8 Tips to Keep Your Back Strong This Year

back pain back strength

The structures that make up your back are responsible for keeping your body flexible and upright, as well as supporting much of your upper body weight. Unfortunately, because of these functions, your back is susceptible to injury and pain. 

Every year, millions of Americans experience back pain. In fact, back pain is the leading cause of missed days at work, according to the National Institutes of Health.  

At the Spine Institute of Southeast Texas, with offices in Houston, Pearland, and Lake Jackson, Texas, our board-certified orthopedic surgeon, Dr. Thomas Jones II, wants to share some tips on how you can keep you back strong this year. 

1. Engage in aerobic exercise regularly

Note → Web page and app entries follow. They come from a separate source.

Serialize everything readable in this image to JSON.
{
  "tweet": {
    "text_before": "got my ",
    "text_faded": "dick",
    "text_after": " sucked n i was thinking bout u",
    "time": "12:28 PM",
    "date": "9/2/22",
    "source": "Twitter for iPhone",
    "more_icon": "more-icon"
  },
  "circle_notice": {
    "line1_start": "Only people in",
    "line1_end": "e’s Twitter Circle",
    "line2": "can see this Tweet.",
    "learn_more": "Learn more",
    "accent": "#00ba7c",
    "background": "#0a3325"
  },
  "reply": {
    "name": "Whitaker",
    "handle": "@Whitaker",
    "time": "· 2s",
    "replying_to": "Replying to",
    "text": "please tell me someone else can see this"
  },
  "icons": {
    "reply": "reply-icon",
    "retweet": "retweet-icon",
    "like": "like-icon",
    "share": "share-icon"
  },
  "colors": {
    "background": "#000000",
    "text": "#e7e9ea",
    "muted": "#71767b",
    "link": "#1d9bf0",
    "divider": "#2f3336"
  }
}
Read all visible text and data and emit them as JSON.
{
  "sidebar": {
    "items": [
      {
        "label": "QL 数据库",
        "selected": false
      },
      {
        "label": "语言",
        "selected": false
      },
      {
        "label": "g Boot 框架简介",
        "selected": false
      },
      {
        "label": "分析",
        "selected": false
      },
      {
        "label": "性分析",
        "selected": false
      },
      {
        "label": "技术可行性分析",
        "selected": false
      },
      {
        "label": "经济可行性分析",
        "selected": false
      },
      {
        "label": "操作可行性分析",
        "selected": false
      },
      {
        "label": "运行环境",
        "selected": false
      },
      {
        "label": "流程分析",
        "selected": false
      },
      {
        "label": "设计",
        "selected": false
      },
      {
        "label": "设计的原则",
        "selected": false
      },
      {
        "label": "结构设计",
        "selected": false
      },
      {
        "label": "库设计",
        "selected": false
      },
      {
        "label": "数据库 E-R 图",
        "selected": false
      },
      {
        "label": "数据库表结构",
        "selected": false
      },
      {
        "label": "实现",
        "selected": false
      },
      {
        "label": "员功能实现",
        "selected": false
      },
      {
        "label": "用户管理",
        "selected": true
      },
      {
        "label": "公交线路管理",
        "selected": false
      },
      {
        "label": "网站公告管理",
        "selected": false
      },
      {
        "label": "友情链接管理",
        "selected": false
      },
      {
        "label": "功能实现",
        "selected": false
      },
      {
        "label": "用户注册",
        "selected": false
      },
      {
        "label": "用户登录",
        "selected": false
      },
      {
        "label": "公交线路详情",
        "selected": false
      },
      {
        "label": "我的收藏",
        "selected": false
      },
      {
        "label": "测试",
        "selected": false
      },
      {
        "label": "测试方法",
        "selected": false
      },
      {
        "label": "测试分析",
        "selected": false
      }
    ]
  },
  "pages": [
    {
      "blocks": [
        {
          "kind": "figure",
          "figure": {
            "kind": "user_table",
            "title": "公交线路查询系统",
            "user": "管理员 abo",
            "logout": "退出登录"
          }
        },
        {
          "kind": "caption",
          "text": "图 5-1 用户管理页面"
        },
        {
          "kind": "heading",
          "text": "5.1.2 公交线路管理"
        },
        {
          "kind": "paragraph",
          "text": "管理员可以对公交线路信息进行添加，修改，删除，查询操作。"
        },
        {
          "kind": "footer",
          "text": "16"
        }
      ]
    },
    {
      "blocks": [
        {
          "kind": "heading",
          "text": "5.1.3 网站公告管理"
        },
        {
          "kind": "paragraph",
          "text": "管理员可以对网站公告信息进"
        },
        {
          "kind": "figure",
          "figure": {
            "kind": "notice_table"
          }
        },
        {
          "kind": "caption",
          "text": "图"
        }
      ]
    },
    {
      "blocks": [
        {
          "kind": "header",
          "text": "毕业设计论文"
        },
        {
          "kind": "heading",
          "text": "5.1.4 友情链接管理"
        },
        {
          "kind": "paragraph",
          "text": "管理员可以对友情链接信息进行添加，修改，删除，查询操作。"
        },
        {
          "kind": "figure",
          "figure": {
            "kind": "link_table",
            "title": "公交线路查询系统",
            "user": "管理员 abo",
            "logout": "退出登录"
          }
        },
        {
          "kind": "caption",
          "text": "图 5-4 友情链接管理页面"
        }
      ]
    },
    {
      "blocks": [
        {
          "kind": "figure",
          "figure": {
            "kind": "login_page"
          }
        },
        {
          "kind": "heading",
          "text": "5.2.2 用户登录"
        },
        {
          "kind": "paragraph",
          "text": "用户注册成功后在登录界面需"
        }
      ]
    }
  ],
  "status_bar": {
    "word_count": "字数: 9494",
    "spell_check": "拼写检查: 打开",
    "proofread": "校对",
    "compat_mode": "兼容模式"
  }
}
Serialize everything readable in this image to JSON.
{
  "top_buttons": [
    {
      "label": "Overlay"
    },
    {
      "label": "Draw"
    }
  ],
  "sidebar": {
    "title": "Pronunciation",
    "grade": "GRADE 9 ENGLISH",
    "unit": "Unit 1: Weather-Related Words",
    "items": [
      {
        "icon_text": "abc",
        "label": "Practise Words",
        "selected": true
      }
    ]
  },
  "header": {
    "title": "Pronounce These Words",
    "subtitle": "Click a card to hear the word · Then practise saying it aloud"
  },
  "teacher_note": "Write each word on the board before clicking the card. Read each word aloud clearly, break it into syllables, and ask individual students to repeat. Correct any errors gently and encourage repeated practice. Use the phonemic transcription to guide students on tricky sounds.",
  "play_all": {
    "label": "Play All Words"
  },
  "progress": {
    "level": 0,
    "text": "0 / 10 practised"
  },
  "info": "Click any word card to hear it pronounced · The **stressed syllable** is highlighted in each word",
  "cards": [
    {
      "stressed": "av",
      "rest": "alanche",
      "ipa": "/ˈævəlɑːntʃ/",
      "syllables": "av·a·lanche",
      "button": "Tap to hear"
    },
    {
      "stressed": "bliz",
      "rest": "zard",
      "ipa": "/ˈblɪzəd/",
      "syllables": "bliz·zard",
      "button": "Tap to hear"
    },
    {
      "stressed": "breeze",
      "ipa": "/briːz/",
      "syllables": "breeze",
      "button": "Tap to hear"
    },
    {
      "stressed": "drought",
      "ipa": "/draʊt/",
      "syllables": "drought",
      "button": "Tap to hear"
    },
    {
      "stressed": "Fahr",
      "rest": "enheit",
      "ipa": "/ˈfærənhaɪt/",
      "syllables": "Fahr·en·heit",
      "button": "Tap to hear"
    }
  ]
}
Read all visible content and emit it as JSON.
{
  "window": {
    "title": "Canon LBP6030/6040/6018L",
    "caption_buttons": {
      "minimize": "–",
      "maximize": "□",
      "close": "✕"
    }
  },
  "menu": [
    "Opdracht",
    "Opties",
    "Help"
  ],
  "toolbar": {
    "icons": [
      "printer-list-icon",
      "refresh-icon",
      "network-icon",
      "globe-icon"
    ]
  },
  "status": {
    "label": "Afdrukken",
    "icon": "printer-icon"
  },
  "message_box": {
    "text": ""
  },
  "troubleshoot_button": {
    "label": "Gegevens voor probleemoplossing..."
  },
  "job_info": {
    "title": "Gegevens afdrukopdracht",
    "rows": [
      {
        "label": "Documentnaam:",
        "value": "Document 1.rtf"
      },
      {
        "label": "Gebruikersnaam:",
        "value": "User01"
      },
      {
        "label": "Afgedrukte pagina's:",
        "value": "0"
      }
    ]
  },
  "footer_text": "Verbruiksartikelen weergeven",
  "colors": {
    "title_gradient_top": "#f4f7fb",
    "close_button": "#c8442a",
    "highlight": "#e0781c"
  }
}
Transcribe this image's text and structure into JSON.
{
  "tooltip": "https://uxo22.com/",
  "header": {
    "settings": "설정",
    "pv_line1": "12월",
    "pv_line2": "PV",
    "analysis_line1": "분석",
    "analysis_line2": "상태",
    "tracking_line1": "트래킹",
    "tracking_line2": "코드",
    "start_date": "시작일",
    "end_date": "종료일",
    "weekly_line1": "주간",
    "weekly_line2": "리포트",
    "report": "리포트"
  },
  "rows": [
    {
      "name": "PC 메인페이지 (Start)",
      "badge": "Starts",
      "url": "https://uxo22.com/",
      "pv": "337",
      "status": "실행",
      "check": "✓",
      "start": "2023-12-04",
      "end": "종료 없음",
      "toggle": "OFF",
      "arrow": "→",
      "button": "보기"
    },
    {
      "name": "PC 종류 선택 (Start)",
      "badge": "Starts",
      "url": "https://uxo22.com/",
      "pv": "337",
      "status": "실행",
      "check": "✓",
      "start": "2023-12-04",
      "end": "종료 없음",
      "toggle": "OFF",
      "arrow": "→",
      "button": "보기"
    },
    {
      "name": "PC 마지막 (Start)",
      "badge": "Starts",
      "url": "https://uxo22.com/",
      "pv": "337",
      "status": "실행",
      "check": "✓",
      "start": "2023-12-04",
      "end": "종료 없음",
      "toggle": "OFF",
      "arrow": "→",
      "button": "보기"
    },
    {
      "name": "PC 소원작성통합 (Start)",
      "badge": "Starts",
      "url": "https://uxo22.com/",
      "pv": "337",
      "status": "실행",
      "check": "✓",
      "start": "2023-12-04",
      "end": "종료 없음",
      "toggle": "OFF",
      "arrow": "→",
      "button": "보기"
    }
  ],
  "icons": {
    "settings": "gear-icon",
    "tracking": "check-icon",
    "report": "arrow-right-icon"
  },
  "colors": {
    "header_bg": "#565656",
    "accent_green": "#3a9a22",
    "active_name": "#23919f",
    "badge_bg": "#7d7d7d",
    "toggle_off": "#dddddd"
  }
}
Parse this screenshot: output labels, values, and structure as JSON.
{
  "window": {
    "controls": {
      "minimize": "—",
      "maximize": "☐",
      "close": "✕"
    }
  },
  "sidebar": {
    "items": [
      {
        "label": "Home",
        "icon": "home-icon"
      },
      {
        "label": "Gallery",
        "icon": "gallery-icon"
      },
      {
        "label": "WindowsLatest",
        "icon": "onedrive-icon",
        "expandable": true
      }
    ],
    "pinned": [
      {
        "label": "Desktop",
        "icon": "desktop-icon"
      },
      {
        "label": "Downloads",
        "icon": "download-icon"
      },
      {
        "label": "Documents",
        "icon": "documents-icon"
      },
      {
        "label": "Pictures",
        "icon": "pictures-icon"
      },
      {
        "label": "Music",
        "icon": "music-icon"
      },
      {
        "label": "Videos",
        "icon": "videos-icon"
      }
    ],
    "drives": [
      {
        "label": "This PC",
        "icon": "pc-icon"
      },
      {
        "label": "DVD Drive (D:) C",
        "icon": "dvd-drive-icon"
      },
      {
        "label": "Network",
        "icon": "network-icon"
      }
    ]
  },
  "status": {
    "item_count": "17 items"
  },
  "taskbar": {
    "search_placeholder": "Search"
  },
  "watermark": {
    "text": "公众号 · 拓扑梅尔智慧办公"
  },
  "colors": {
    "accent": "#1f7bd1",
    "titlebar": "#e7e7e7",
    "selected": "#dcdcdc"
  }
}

Though we do recommend muscle-building workouts (more on that in a minute), to keep your back strong, low-impact aerobic exercise is a great way to improve back strength and flexibility. You don’t need to join a gym to get the benefits. Walking at a brisk pace for at least 30 minutes most days of the week can help you keep your back strong this year. 

2. Work out all of your major muscle groups

Strength training is also important when it comes to back strength. But we don’t want you to only focus on your back muscles. To maintain balance, flexibility, and strength, you need to work out all of your major muscle groups (back, arms, legs, buttocks, abdomen, chest) at least two days a week. 

We can help you design a muscle-building program based on your fitness needs or refer you to a physical therapist to create a program for you. 

3. Warm up before you exercise

Exercising is essential when it comes to keeping your back strong, but if you don’t warm up your muscles before you get started, you may set yourself up for a back injury. Gently stretch your muscles before you get started, and walk at a comfortable pace for a few minutes to warm up your muscles. 

4. Mind your posture

The curve of your spine is designed to balance the weight of your upper body to minimize stress on any specific joint. Maintaining good posture when sitting, standing, or walking is essential to prevent unnecessary stress. Good posture means keeping your head up and shoulders back. When standing, try to balance the weight of your body between your feet. 

5. Maintain a healthy weight

Excess body weight places extra stress on your back muscles and makes you more vulnerable to injury and pain. The extra weight may also increase the rate of degeneration of the structures that make up your spine and your risk of chronic back conditions such as degenerative disc disease or herniated discs.

6. Use correct lifting techniques

Your back muscles may be strong, but you shouldn’t use them when lifting heavy objects. Lifting with your back may lead to sprains, strains, or herniations. To protect your back, use your leg muscles when lifting. 

7. Fill your diet with healthy foods

When you’re working out to keep you back strong, you want to be sure to fill your diet with the right foods to build muscle, including lean sources of protein (poultry, fish, and legumes), fruits and vegetables, and whole grains. 

Calcium is also important for maintaining spine health. Good sources of calcium include milk, yogurt, fortified juices and cereals, leafy greens, and tofu. 

8. Quit smoking

Smoking affects every system in your body, including your back. This unhealthy habit affects blood flow to your spine and may increase disc degeneration and back pain. Smoking also increases your risk of osteoporosis, which is a bone disease that makes you more susceptible to fractures, including vertebral fractures. 

We specialize in treating back pain, and we know how it can affect your physical and emotional health. Taking steps to improve your back’s health and strength may prevent future suffering. To learn more about what you can do to keep your back feeling its best, contact us by phone or use our online booking feature today. You can also send a message to Dr. Jones and the team here on our website.

You Might Also Enjoy...

How Arthritis Can Affect Your Spine

Arthritis pain in your spine makes it difficult to complete daily tasks and take part in activities you used to enjoy. There’s no cure for arthritis, but there are steps you can take to feel and function better.

What is Spinal Stenosis?

Do you have pain that starts in your back and radiates down one or both legs? You could have spinal stenosis. Read on to learn what it is and how it can be treated.

Signs You Might Have a Herniated Disc

If you have a herniated disc, chances are good you’re in pain. But what if don’t feel any pain? Here’s a look at other telltale signs that you might have a herniated disc.

The Link Between Osteoporosis and Kyphosis

Did you know that osteoporosis can cause kyphosis, or curvature of the spine? Find out about the link between these two conditions and how their relationship affects symptoms and treatment.